I’ve just returned from taking part in a vigil for Black Lives Matter. Twenty of us stood around the bandstand in the park in silence, one or two carrying placards while others took the knee, and there we remained for eight minutes and forty-two seconds. Even though I was standing and not kneeling it felt much longer, more like a quarter of an hour, so imagine what it feels like to have someone’s knee on your neck for that length of time. George Floyd called out ‘I can’t breathe’ about twenty times during that period – and at the end of eight minutes and forty-two seconds he died, while after my eight minutes and forty-two seconds I went home to my family.
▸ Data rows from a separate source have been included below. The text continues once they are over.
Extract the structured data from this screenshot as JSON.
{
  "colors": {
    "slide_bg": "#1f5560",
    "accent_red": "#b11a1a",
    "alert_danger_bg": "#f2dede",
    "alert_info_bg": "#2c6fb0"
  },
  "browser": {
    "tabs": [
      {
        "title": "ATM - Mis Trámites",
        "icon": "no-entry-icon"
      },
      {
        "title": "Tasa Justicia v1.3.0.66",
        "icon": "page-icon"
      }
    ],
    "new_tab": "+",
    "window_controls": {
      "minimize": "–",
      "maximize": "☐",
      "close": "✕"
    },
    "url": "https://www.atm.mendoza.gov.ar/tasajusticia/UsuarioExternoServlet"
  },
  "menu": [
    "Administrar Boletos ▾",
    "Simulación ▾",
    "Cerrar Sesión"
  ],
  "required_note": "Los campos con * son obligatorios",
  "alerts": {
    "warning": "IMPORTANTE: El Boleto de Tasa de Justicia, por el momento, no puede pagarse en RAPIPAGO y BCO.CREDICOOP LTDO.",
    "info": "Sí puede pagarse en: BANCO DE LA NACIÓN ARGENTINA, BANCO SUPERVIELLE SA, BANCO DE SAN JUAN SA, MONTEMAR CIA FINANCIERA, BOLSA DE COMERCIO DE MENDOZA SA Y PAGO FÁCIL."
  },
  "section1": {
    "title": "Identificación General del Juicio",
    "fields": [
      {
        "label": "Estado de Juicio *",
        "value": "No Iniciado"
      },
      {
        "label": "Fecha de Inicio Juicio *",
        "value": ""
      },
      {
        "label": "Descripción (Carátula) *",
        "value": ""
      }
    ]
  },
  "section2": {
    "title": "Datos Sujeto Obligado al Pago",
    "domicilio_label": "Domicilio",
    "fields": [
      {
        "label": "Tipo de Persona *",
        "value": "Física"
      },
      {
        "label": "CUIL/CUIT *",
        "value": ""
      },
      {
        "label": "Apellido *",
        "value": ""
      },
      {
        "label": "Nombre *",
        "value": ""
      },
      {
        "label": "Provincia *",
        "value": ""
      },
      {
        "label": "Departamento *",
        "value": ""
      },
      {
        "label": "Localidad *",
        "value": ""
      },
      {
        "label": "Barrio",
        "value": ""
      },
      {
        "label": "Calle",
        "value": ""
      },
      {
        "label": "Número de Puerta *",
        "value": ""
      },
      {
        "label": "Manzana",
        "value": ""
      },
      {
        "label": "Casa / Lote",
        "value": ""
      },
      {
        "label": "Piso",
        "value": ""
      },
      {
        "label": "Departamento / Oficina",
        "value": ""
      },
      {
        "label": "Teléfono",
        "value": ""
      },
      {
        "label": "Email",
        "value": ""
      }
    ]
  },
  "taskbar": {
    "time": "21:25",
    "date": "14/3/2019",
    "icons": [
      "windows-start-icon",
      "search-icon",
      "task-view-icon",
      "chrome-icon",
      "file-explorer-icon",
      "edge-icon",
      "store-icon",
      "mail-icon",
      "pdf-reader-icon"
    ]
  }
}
I keep thinking about some sort of artistic response to this. I don’t want either to jump on a bandwagon or to do something which might count as cultural appropriation, since this is not my story to tell. But my response is my own, and is as much personal as it is collective. So it requires some thought – but I think a poem may emerge at some point. I also want to think about what was going through the mind of the police officer. Why do people think it’s OK to behave like this? What are they thinking? Or are they not thinking at all, only reacting?

A propos of all which, I was greatly cheered this morning to see this news item.

It is a moment of utter liberation when the statue of a slave trader is replaced by the statue of a Black Lives Matter protester, and this is what happened early this morning in Bristol. The statue is of course not official but if the authorities have any sense they will let it stand for a while at least while they consider what to do. I think the best use of the plinth in the long term would be some kind of memorial to the suffering of slaves – and while that’s in preparation they could leave the statue up. Or else use it for some public art, like the Fourth Plinth in Trafalgar Square which, as you may remember, I was lucky enough to be on (here’s the post about it.) Public art is the best response to injustice and I will always be glad to have been associated with that.

Here’s a pic of me when I’d finished my poems:

Kirk out